Sweetheart Cup Co. will attempt to sell off assets that generate about $220 million in sales, which could include some of its plastics operations.
The company needs cash to pay off about $110 million in subordinated notes coming due Sept. 1, and about $179 million in bank loans due March 1, Sweetheart Chairman and Chief Executive Officer Dennis Mehiel said in a Feb. 20 conference call to analysts.
The Owings Mills, Md., company faced declining sales and profit last year due to a slumping economy and aggressive resin-price increases, he said.
The company did not specify the brands that may be sold, and he did not give a time line for the sale.
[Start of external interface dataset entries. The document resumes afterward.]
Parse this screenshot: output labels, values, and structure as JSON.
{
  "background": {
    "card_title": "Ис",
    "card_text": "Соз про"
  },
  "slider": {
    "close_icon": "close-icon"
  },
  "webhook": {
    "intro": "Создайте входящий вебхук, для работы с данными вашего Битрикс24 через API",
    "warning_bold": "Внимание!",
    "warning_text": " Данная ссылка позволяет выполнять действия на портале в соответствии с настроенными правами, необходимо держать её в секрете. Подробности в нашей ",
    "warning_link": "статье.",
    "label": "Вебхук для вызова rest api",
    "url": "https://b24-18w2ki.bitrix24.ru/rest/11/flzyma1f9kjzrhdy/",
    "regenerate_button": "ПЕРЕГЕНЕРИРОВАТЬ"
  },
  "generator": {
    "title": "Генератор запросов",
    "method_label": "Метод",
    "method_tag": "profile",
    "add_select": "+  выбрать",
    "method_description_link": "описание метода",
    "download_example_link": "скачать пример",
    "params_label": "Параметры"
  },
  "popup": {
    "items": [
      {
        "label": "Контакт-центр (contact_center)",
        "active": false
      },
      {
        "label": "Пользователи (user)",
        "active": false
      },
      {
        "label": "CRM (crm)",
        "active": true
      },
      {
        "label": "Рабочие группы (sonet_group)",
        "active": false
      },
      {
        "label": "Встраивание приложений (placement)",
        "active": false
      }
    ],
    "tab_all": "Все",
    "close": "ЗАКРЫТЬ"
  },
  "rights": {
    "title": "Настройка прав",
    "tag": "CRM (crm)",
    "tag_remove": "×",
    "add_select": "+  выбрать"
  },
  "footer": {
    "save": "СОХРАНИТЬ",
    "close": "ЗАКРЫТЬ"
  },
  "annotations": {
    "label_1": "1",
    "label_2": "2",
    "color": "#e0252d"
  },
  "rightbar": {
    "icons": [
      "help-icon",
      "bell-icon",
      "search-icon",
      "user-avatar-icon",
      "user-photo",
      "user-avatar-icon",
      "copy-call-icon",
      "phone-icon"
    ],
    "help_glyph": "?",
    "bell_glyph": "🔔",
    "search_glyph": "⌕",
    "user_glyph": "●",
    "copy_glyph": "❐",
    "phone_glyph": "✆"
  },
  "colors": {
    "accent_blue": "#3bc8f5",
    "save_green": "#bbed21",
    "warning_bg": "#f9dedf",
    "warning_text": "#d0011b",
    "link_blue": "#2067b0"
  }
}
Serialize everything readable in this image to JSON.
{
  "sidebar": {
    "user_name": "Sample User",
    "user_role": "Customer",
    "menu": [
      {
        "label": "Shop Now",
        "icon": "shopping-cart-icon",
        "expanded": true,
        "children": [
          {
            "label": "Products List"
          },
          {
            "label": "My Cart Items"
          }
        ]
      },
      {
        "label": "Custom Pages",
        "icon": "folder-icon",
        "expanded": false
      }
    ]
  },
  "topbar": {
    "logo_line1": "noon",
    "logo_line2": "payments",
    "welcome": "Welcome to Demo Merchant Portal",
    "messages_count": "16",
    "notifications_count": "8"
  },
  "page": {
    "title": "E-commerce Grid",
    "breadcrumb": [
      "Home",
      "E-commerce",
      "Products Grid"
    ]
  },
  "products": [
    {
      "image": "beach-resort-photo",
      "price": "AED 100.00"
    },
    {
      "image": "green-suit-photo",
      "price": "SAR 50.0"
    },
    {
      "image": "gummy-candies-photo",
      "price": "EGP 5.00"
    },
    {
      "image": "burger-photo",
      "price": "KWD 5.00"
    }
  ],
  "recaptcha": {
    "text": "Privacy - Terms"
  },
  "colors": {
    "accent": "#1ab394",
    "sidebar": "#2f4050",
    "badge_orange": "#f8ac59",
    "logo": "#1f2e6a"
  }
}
``We're not able to provide additional details,'' Mehiel said. ``Which brands and assets go [for sale] and the size of the transactions remains an open item for us.''
Sweetheart thermoforms and injection molds a variety of plastics packaging and food-service goods, including cups, cutlery, meal-service products, straws, lids and containers. Sweetheart also makes a variety of paper products.
The company's thermoforming operations alone generated $285 million in North American sales for 2002, and the company was fourth on Plastics News' ranking of top thermoformers.
The sale should trigger the attention of both strategic and financial buyers, said executives with two equity firms familiar with Sweetheart. The question will be how much of its core assets the company must sell, said Charles Johnson, managing director of Matrix Capital Markets in Philadelphia.
``There are definite jewels in the product lines of Sweetheart,'' Johnson said.
The company also might consider selling off noncore assets, such as its plastics or paper equipment divisions, Johnson said.
Potential sales items in the plastics business include its seasonal party items and products going to hotels or restaurants, said Jerry Caruso, a partner with equity firm Goldsmith, Agio Helms in Minneapolis.
Several financial buyers recently have bought large holdings in plastics processors and could clamor for Sweetheart assets, Caruso said. ``It's just a function of whether there is enough value [in a sale] for shareholders and bondholders to move forward on certain divisions or all of Sweetheart,'' Caruso said.
Sweetheart ended fiscal 2002 Sept. 29 with $1.28 billion in sales, down from $1.32 billion in fiscal 2001.
The company also announced that it found an unspecified buyer for its now-closed injection molding plant in Somerville, Mass., for $10.1 million. The sale must be completed by Jan. 16, 2004.